In the evening, Abby having returned, we sat down to read Corinne as usual, but Edward Brooks came in and passed nearly all of it with us in conversation. I did not sit up so long as usual this evening, as my fire went out but I still wrote in my Catalogue, and some of the Tatler.

Friday. 24th. CFA Friday. 24th. CFA
Friday. 24th.

Much milder weather this morning. I went down to the Office as usual. Found there a letter from my Father, requesting information of some missing things, and giving an account of the rest of his Journey. He arrived on the 17th after a pretty fatiguing time of it.1 My time was passed in reading my Grandfather’s letters to Mr. Tudor about the circumstances of the American Revolution.2 It is singular, but I have read these at least twice before and never have derived from them the kind of information I have now. Probably from the fact that I have obtained more information upon the subject generally.

Took a pretty long walk before dinner and concluded that as my father said he wanted information immediately,3 I would go out to Quincy at once. So I started with my man Benjamin Sawtell,4 and arrived there at a little after four. Found Mrs. Kirke had gone into Boston, so that after much delay and hesitation I was compelled to 388force the window of the second story to get into my father’s study, where I found both the Letter book and the Bank book which he missed.5 Having done this, I hastened to return and arrived at home shortly after seven o’clock in time to read Corinne with my Wife, to accomplish some of my Catalogue and to read a little of the Tatler.

1.

JQA to CFA, 18 Dec., Adams Papers.

2.

During 1817 and 1818 JA wrote a number of letters in which he rehearsed the events precedent to the Revolution as he recollected them. Many of these “Letters from the Hon. John Adams, to the Hon. Wm. Tudor, and Others, on the Events of the American Revolution” were published as an appendix (p. 229–312) to a collected edition of Novanglus and Massachusettensis ..., Boston, 1819.
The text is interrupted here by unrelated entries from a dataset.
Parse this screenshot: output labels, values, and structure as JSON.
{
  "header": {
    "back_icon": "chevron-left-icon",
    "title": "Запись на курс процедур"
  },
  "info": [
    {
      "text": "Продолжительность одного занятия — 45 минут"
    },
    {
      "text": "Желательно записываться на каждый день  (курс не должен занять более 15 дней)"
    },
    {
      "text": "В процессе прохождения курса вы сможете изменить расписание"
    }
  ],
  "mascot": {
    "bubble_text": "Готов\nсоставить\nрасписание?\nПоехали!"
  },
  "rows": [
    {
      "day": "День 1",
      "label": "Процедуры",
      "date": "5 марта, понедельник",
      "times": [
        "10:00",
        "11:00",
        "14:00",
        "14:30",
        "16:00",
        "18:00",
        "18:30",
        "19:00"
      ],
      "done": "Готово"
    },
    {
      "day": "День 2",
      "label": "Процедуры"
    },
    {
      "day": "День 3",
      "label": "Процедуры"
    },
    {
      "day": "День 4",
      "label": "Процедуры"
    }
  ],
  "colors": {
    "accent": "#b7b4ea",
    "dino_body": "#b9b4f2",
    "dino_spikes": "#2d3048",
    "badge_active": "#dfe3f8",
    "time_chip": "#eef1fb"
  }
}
3.

JQA was fearful that his bankbook and letterbook had been mislaid in one of the many trying episodes of the journey to Washington, or had been stolen. However, he admitted the possibility that they had been left behind in Quincy and therefore wished a search made (JQA to CFA, 18 Dec., Adams Papers).
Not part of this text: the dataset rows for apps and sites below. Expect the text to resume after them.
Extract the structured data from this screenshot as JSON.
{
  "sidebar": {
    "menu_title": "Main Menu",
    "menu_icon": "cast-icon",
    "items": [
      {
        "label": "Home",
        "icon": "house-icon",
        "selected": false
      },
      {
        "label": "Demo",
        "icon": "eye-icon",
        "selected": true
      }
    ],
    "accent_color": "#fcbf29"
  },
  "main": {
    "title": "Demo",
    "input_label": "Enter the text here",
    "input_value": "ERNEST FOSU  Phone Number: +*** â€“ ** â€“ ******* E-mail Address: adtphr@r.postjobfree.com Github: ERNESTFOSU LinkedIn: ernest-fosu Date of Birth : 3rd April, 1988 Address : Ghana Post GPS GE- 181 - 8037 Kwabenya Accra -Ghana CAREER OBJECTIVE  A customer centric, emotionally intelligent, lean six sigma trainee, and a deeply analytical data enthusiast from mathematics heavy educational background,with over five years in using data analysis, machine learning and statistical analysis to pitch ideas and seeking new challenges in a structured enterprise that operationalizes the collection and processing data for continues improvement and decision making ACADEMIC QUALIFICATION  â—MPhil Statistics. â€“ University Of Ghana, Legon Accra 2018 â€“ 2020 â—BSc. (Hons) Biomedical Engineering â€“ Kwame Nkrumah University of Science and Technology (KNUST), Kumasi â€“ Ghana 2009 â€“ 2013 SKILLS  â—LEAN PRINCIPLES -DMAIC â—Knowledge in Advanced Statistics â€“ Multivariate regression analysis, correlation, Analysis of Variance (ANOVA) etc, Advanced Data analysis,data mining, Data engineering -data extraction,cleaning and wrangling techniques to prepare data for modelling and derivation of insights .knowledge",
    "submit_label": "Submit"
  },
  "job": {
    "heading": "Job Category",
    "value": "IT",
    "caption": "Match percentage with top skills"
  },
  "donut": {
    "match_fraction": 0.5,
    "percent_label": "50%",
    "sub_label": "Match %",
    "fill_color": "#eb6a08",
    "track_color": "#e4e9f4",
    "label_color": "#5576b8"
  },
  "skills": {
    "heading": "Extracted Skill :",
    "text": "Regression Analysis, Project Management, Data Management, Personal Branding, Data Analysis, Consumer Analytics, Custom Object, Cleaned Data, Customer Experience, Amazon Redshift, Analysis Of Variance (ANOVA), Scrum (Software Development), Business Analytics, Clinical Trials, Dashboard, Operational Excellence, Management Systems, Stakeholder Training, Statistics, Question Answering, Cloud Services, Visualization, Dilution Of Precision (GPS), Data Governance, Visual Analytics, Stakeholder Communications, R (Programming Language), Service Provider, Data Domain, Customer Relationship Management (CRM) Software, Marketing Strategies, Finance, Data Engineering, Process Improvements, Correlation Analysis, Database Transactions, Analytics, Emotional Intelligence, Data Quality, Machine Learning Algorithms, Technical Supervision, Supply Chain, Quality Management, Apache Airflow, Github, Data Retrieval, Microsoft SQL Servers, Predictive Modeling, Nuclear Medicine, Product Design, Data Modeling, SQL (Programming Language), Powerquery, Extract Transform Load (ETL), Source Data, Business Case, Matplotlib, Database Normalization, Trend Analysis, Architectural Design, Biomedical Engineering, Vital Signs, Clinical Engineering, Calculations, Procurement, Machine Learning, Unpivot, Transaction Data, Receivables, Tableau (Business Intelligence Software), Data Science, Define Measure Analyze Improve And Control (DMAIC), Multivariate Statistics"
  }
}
4.

Earlier: “Salter.” See entry for 6 July, above.

5.

A fuller account of this expedition is contained in CFA to JQA, 25 Dec., Adams Papers.